Browns’ new coordinator was Steeler fan
BEREA — Todd Haley’s dad played for the Steelers, so he grew up in a household where enemy lines were clearly defined.
“I hated the Browns,” Haley said.
After six successful seasons guiding one of the NFL’s most high-powered offenses in Pittsburgh, Haley is starting anew in Cleveland with the winless Browns, a team he once reviled but always respected.
Haley was hired last month by Browns coach Hue Jackson, who after two seasons of handling coordinator duties, is turning over both his offense and play calling to the former Kansas City head coach. It’s another new challenge for Haley, who was dismissed by the Steelers in the ugly aftermath of their playoff loss to Jacksonville.

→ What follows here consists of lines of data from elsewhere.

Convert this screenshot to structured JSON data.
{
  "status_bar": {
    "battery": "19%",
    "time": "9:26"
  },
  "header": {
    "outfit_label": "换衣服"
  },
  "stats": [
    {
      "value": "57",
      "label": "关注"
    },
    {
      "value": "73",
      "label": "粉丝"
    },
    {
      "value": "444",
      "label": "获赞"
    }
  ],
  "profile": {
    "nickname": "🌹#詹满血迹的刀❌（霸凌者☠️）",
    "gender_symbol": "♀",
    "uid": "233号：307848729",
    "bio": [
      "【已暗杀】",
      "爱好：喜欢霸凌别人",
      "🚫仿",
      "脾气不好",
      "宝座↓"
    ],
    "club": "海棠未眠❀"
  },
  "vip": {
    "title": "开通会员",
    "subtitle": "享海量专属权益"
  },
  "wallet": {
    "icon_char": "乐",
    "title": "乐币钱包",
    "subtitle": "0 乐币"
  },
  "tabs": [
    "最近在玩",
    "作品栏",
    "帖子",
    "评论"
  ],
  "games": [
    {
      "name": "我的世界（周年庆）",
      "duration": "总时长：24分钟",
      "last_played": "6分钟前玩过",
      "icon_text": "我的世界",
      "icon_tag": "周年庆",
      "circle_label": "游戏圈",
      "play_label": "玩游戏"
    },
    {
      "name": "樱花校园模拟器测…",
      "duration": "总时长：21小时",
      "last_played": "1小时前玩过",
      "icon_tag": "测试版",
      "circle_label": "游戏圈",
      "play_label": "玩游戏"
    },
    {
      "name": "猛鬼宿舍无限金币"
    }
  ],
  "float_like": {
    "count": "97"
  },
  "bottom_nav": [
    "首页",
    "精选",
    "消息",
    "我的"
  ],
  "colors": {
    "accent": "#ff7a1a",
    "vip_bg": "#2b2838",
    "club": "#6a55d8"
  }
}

Haley opened his introductory news conference on Wednesday by touting a few of his accomplishments during “six really good years” coaching stars Ben Roethlisberger, Antonio Brown and Le’Veon Bell with the Steelers, but then made it clear he has moved on.
“I’m looking forward,” he said, “not back.”

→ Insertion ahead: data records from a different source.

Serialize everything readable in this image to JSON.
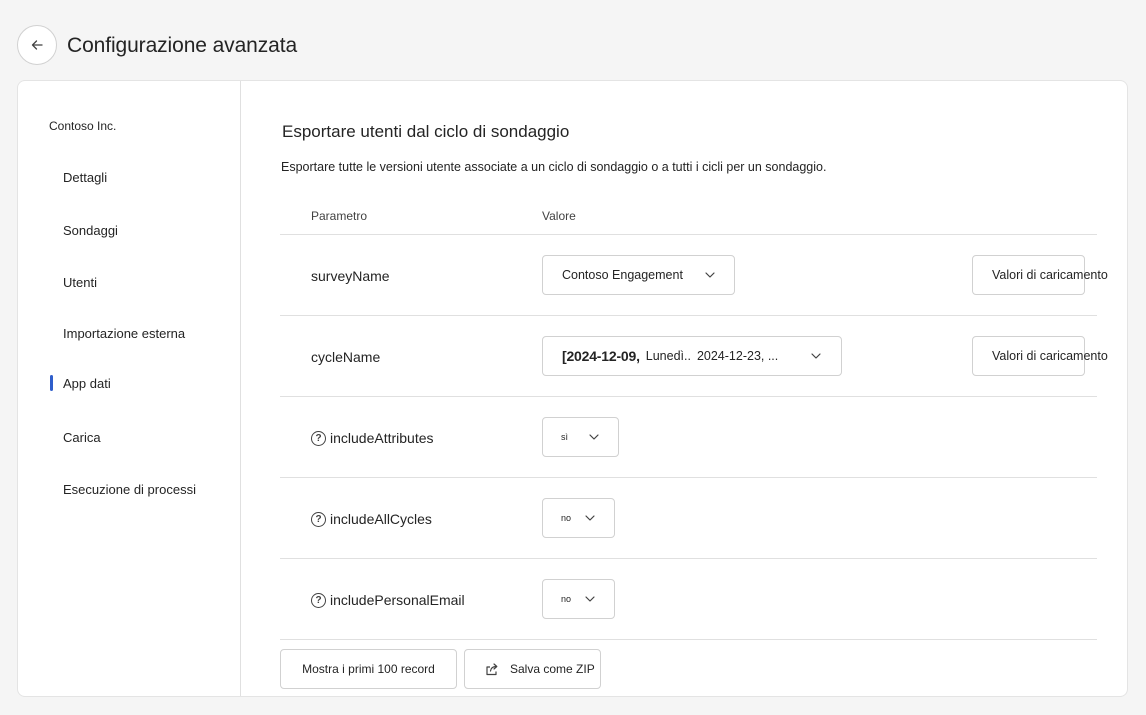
{
  "header": {
    "title": "Configurazione avanzata"
  },
  "sidebar": {
    "org": "Contoso Inc.",
    "items": [
      {
        "label": "Dettagli",
        "active": false
      },
      {
        "label": "Sondaggi",
        "active": false
      },
      {
        "label": "Utenti",
        "active": false
      },
      {
        "label": "Importazione esterna",
        "active": false
      },
      {
        "label": "App dati",
        "active": true
      },
      {
        "label": "Carica",
        "active": false
      },
      {
        "label": "Esecuzione di processi",
        "active": false
      }
    ]
  },
  "main": {
    "title": "Esportare utenti dal ciclo di sondaggio",
    "description": "Esportare tutte le versioni utente associate a un ciclo di sondaggio o a tutti i cicli per un sondaggio.",
    "columns": {
      "param": "Parametro",
      "value": "Valore"
    },
    "params": [
      {
        "name": "surveyName",
        "value": "Contoso Engagement",
        "load_label": "Valori di caricamento"
      },
      {
        "name": "cycleName",
        "value_a": "[2024-12-09,",
        "value_b": "Lunedì..",
        "value_c": "2024-12-23, ...",
        "load_label": "Valori di caricamento"
      },
      {
        "name": "includeAttributes",
        "value": "sì"
      },
      {
        "name": "includeAllCycles",
        "value": "no"
      },
      {
        "name": "includePersonalEmail",
        "value": "no"
      }
    ],
    "actions": {
      "preview": "Mostra i primi 100 record",
      "zip": "Salva come ZIP"
    }
  },
  "colors": {
    "accent": "#2f5ecb"
  }
}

For Haley, the Browns, coming off a historic 0-16 season, present a new challenge in a coaching career that has had other tests. Following his departure in Pittsburgh, Haley said he was attracted to the Cleveland gig because of his familiarity with Jackson, working with new general manager John Dorsey and bringing back the Browns, who are just 1-31 the past two seasons.

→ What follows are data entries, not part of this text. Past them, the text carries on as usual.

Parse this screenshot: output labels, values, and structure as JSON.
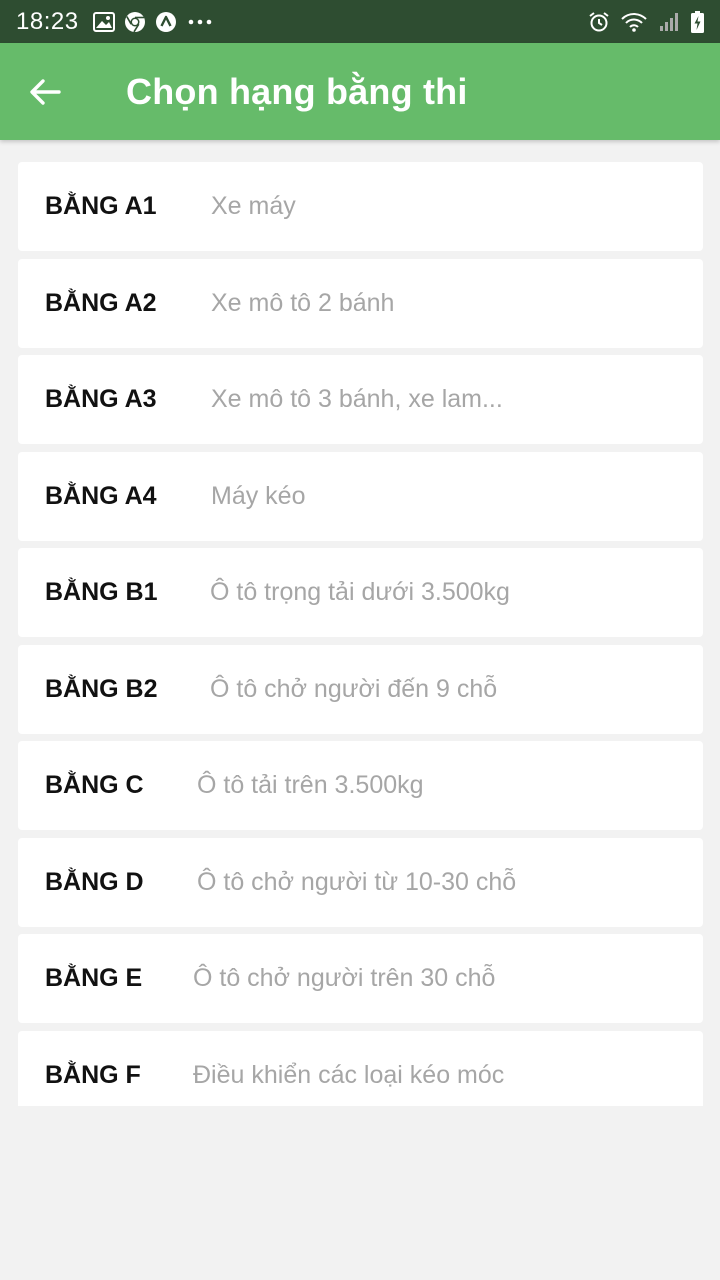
{
  "status_bar": {
    "time": "18:23",
    "left_icons": [
      "image-icon",
      "chrome-icon",
      "vpn-icon",
      "more-dots-icon"
    ],
    "right_icons": [
      "alarm-icon",
      "wifi-icon",
      "signal-icon",
      "battery-charging-icon"
    ]
  },
  "app_bar": {
    "title": "Chọn hạng bằng thi",
    "back_icon": "arrow-left-icon",
    "color": "#66bb6a"
  },
  "licenses": [
    {
      "name": "BẰNG A1",
      "desc": "Xe máy"
    },
    {
      "name": "BẰNG A2",
      "desc": "Xe mô tô 2 bánh"
    },
    {
      "name": "BẰNG A3",
      "desc": "Xe mô tô 3 bánh, xe lam..."
    },
    {
      "name": "BẰNG A4",
      "desc": "Máy kéo"
    },
    {
      "name": "BẰNG B1",
      "desc": "Ô tô trọng tải dưới 3.500kg"
    },
    {
      "name": "BẰNG B2",
      "desc": "Ô tô chở người đến 9 chỗ"
    },
    {
      "name": "BẰNG C",
      "desc": "Ô tô tải trên 3.500kg"
    },
    {
      "name": "BẰNG D",
      "desc": "Ô tô chở người từ 10-30 chỗ"
    },
    {
      "name": "BẰNG E",
      "desc": "Ô tô chở người trên 30 chỗ"
    },
    {
      "name": "BẰNG F",
      "desc": "Điều khiển các loại kéo móc"
    }
  ]
}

“I had some options, but this really appealed to me — the challenge aspect of it,” he said. “I think there are pieces in place to be successful. I went out to Arizona to be a coordinator, and Arizona had not had much success.
“A lot of people thought I was crazy for leaving Dallas when I did, but man, when you are a part of turning it around and having success, playing in big games and having success in big games, there is nothing like it.
“That is what appealed to me — the challenge and the people I was going to be working alongside of.”
Haley felt the same way in Pittsburgh, almost up to the time that the Steelers chose not to renew his contract, cutting him loose three days after the AFC North champions were beaten 45-42 by the Jaguars. Haley had been criticized for several decisions in that loss, most notably two fourth down-and-short plays that the Steelers failed to convert.
There’s no second-guessing in Cleveland. At least not yet.
Haley has spent the past few weeks familiarizing himself with the Browns’ roster, which is expected to undergo some major changes this offseason through free agency and the NFL draft.
The Browns own the Nos. 1 and 4 overall picks and will likely use the first choice to select a quarterback. Haley didn’t bite when asked if he preferred USC’s Sam Darnold, UCLA’s Josh Rosen, Oklahoma’s Baker Mayfield or Wyoming’s Josh Allen, the consensus top QBs available.
However, Haley said it’s exciting to be in position to get one of them.
“When you have a couple of really high picks like we do, it is a great opportunity,” he said. “As my father always said to me, ‘When you are picking in the top 10, Todd, you better be right most of the time.’ That will be the challenge for everybody involved.”
Dick Haley played cornerback for the Steelers from 1961-64, and stayed in pro football after retiring as a player personnel director for Pittsburgh and the New York Jets.
Todd Haley learned at an early age about the Browns-Steelers rivalry, and for the first time he’s on the other side of it.
The enemy has changed.
“I always want to beat whoever we are playing,” he said. “Blood is thicker than water. Everybody always asked me, we had Steelers stuff stocked up for six years, and people are amazed that when you go somewhere else, you put it in a box and see who wants it.”